“That’s certainly one thing we have not done,” he admits, laughing over the phone from Sydney. “I’m excited; I love animals! Depending on the zoo, most of them tend to treat their animals pretty well, so I’m hoping Melbourne’s is pretty amazing. I’m definitely going to try to spend as much time there as possible, checking everything out.”

This will be a solid return to The Beautiful Girls duties, as McHugh spent much of last year touring for his 2009 solo record Separatista! which was an entirely different beast from his dealings with his regular band. McHugh says that Separatista! was centred on the theme of “separatism” – something he wanted to do outside the “mother-ship.”

How did that experience work out? “Oh man, for me personally, I loved it,” he gushes. “You have everyone on the business side of things nagging me, ‘When you gonna come back and do some shows?’ because obviously, Beautiful Girls shows are much bigger than my solo ones. A lot of the smaller shows were pretty intimate – just me and an acoustic guitar. It was completely fulfilling and romantic…just the idea of travelling around with a guitar and no smoke and mirrors and all that stuff. You know, when I think of music, that’s the idea I had when I first got into music. I was thinking [of] Bob Dylan and that classic kind of troubadour mode is my favourite thing, so I was able to do that for a year and it was awesome!”

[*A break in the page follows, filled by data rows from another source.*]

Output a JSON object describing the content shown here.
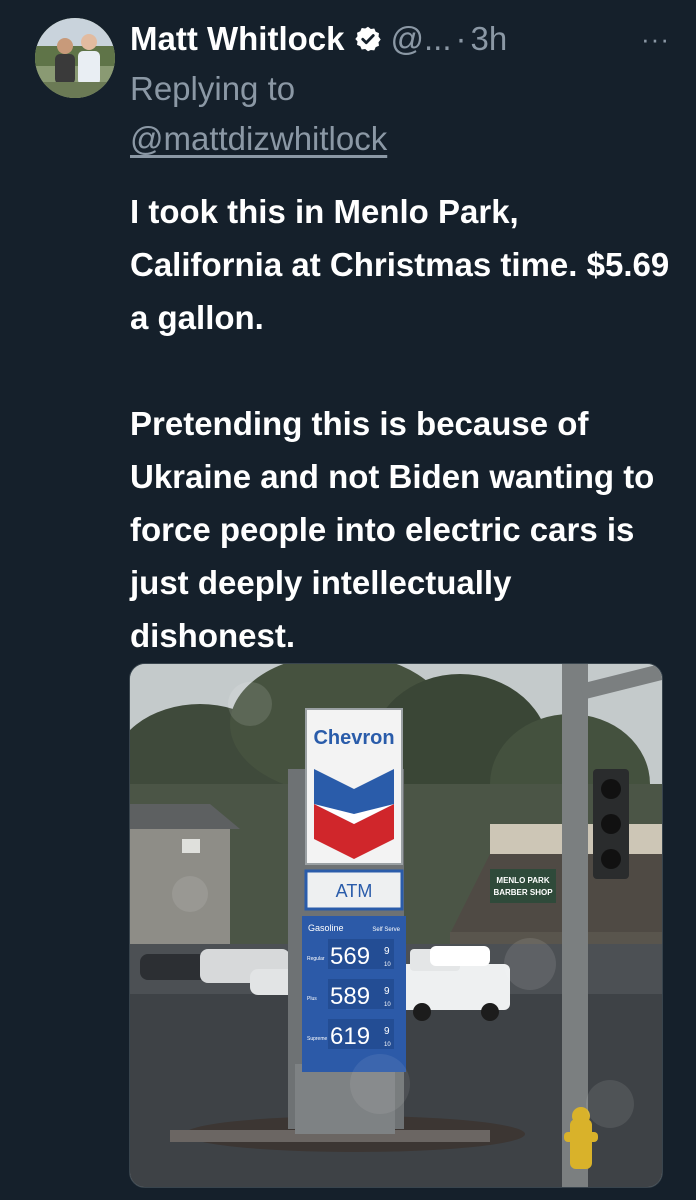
{
  "tweet": {
    "author_name": "Matt Whitlock",
    "handle": "@...",
    "separator": "·",
    "time": "3h",
    "more_label": "···",
    "replying_label": "Replying to",
    "reply_mention": "@mattdizwhitlock",
    "paragraphs": [
      "I took this in Menlo Park, California at Christmas time. $5.69 a gallon.",
      "Pretending this is because of Ukraine and not Biden wanting to force people into electric cars is just deeply intellectually dishonest."
    ]
  },
  "photo": {
    "brand": "Chevron",
    "atm": "ATM",
    "gasoline_label": "Gasoline",
    "self_serve_label": "Self Serve",
    "grades": [
      {
        "name": "Regular",
        "price": "569",
        "fraction": "9",
        "tenths": "10"
      },
      {
        "name": "Plus",
        "price": "589",
        "fraction": "9",
        "tenths": "10"
      },
      {
        "name": "Supreme",
        "price": "619",
        "fraction": "9",
        "tenths": "10"
      }
    ],
    "shop_sign_line1": "MENLO PARK",
    "shop_sign_line2": "BARBER SHOP"
  },
  "colors": {
    "background": "#15202b",
    "secondary_text": "#8b98a5",
    "verified_badge": "#ffffff",
    "chevron_blue": "#2a5caa",
    "chevron_red": "#d0262b",
    "price_panel": "#2c5aa8"
  },
  "icons": {
    "verified": "verified-badge-icon",
    "more": "more-options-icon"
  }
}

I ask McHugh whether releasing Separatista! between 2007’s Ziggurats and the most recent Girls’ album, 2010’s Spooks, affected his recording process. “Yeah, Separatista! was done really off the cuff,” he admits. “The Beautiful Girls had a break, and I just wanted to head into the studio; I had some songs, I wanted to get in there with some friends…and it took like three days, with a lot of stuff done on the first go. It was easy and simple and enjoyable. Spooks was the polar opposite.

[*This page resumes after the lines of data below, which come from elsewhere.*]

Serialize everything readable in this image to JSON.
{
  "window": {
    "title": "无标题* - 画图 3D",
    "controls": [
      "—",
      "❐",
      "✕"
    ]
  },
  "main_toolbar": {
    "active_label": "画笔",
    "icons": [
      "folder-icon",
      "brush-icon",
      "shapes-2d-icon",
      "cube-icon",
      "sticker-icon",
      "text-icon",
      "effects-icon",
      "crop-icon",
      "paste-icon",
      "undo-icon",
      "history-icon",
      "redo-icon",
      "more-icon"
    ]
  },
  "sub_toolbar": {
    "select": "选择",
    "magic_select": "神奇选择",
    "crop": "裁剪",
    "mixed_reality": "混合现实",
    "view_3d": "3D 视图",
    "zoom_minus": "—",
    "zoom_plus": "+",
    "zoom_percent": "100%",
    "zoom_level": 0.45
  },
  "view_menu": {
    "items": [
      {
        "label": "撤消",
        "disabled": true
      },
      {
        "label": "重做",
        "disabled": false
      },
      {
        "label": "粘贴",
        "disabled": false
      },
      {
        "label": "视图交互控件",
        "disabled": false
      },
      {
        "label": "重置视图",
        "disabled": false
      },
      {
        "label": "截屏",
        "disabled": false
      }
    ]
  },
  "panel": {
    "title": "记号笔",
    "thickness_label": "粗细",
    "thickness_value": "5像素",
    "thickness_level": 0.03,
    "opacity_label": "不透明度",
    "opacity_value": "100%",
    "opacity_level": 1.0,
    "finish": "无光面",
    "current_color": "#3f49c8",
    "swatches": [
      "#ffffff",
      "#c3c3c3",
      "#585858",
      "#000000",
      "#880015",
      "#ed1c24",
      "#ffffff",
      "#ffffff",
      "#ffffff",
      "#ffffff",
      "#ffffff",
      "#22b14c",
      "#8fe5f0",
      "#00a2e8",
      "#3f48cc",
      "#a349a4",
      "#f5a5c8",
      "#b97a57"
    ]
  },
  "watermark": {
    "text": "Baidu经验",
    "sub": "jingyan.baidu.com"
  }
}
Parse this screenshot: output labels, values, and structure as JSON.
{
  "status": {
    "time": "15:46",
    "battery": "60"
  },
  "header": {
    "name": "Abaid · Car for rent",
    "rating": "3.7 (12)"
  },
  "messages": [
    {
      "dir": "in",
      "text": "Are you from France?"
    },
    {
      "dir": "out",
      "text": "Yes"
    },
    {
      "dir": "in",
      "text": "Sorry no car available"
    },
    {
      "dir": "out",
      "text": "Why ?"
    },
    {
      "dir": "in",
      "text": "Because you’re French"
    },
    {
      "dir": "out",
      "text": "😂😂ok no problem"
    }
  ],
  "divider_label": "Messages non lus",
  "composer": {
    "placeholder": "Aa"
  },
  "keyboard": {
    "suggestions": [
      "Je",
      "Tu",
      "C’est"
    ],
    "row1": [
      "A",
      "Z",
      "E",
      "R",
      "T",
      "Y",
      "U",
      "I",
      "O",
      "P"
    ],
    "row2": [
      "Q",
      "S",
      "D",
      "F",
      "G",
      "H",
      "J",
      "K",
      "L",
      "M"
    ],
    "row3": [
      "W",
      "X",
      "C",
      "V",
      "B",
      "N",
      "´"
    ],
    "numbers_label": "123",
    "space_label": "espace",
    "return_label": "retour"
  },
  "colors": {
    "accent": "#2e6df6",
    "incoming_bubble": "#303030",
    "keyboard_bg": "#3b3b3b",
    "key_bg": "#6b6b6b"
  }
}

“[Spooks] was laboured over an insane amount. I put that record together in the basement of my house and it took me a year, ten hours a day. I played everything, but ended up chopping most of it up and rearranging it and approaching it like an electronic or a dance or a hip hop producer would have done. I love the end result, but it was insane! There were moments where I was like a molecule away from insanity. It was just overwhelming, and I needed a breather after that, which is why this last year’s just been: take an acoustic guitar to a stage and plug it in and away you go.”

Sounds to me almost as if McHugh, given his druthers, would prefer to record under his own name more often. He agrees. However, he admits, “The Beautiful Girls has been the name I’ve been releasing all my music under, so I’m being encouraged to stick with that. It’s all semantics as far as I’m concerned; it’s just letters on a piece of paper or on a CD cover – it’s all music, and however it gets to people most effectively is how I’m going to do it. I do like the name The Beautiful Girls, too – it’s kind of catchy!”

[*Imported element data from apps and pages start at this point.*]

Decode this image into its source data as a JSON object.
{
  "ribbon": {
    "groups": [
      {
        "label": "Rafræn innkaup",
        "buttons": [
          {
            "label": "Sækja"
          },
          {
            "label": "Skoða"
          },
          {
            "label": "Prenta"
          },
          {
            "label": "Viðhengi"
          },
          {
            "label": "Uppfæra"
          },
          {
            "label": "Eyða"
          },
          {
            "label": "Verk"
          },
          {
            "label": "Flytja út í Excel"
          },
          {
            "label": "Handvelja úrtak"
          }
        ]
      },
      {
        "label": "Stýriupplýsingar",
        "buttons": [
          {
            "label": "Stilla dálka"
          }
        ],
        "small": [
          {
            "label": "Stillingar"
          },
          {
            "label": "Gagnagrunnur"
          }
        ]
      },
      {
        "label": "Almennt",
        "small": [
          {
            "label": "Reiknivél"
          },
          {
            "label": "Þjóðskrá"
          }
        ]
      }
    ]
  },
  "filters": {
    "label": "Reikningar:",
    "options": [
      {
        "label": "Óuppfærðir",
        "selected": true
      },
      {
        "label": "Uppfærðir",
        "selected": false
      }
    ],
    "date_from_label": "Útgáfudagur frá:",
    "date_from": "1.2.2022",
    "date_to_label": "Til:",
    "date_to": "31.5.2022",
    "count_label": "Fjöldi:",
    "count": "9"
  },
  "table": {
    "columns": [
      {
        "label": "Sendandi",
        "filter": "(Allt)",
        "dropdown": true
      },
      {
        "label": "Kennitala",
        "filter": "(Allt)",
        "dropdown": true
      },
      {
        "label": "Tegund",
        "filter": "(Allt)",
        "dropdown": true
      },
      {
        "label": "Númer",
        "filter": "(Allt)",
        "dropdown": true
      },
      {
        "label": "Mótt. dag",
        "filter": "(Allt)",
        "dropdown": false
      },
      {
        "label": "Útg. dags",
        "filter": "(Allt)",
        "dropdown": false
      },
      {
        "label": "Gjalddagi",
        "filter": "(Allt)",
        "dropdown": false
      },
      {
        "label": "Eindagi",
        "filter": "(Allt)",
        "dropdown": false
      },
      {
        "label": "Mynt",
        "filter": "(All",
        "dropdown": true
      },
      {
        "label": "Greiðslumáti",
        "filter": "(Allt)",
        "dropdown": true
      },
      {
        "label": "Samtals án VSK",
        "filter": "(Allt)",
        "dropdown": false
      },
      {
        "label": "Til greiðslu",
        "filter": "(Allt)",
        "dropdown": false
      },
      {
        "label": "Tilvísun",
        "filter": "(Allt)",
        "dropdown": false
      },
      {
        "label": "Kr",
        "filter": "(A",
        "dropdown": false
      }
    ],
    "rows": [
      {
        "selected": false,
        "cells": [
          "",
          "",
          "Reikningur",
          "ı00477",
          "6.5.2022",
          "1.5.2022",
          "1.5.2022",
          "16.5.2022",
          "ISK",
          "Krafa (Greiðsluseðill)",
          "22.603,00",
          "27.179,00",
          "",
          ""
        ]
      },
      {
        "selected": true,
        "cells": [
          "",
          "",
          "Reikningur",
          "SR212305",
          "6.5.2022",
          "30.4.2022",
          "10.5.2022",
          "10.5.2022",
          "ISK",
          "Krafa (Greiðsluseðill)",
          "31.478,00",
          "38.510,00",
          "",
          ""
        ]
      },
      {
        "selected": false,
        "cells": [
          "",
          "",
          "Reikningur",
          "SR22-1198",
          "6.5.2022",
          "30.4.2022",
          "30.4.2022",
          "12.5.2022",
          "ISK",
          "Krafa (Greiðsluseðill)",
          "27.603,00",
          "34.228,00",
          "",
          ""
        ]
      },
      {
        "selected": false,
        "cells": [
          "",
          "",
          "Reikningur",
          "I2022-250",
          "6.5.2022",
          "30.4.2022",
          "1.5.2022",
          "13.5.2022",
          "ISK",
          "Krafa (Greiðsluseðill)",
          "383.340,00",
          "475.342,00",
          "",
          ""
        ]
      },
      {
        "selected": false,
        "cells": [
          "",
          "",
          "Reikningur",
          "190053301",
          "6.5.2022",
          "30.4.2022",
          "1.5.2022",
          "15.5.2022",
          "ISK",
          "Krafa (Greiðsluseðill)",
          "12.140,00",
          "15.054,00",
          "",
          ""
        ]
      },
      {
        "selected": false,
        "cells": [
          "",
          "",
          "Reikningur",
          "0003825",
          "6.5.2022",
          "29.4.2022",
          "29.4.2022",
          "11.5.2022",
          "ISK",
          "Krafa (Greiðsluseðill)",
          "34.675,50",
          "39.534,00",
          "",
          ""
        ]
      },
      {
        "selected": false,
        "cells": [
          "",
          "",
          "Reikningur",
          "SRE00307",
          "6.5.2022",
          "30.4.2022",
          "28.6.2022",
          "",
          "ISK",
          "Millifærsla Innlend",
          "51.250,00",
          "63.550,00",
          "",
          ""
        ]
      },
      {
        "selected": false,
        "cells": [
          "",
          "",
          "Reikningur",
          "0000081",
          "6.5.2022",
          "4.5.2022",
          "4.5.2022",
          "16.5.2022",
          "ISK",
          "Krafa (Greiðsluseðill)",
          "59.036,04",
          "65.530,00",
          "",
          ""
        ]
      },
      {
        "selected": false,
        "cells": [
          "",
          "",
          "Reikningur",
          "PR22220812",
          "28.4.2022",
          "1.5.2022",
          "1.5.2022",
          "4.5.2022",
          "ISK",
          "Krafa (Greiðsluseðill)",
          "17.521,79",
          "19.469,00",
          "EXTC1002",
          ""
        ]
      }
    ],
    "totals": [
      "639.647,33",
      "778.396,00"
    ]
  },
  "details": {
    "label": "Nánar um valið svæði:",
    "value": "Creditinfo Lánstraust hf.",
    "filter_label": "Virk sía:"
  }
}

He mentions that he’d originally chosen the name to take the piss out of his fellow surfers growing up in the Northern Beaches region of Sydney. He laughs at the memory, regaling me with some of the outrageously macho and violent monikers of his contemporaries. “I just wanted to have a laugh,” he reminisces.

Looks like he’s had the last laugh, I note. He takes a deep breath. “The whole thing’s weird, you know,” he confides. “Every day I wake up in a sweat, waiting for people to tell me that it’s all just one big joke. Like, [mocking tone] ‘Ha ha, we let you believe you were in a band and you played music for a living.’ I didn’t grow up that way, you know. I grew up just being a surfer, and always played music just as something fun; I never had a career aspiration – opportunities just represented themselves. I always just did the best I could at each point in time and it’s still kind of rolling along, you know? So if I’m having the last laugh, it’s kind of a nervous one. A nervous giggle!

“But I definitely enjoy it,” he continues. “It’s just music as a vehicle to live an interesting and exciting kind of life! And not to just sit in some ivory tower and think I’m more special than the next person because I get to play music – I think that’s ridiculous. So I see it for what it is and I believe I’m happy, and it’s been a great ride so far and if it ended tomorrow, then it still would have been a great ride!”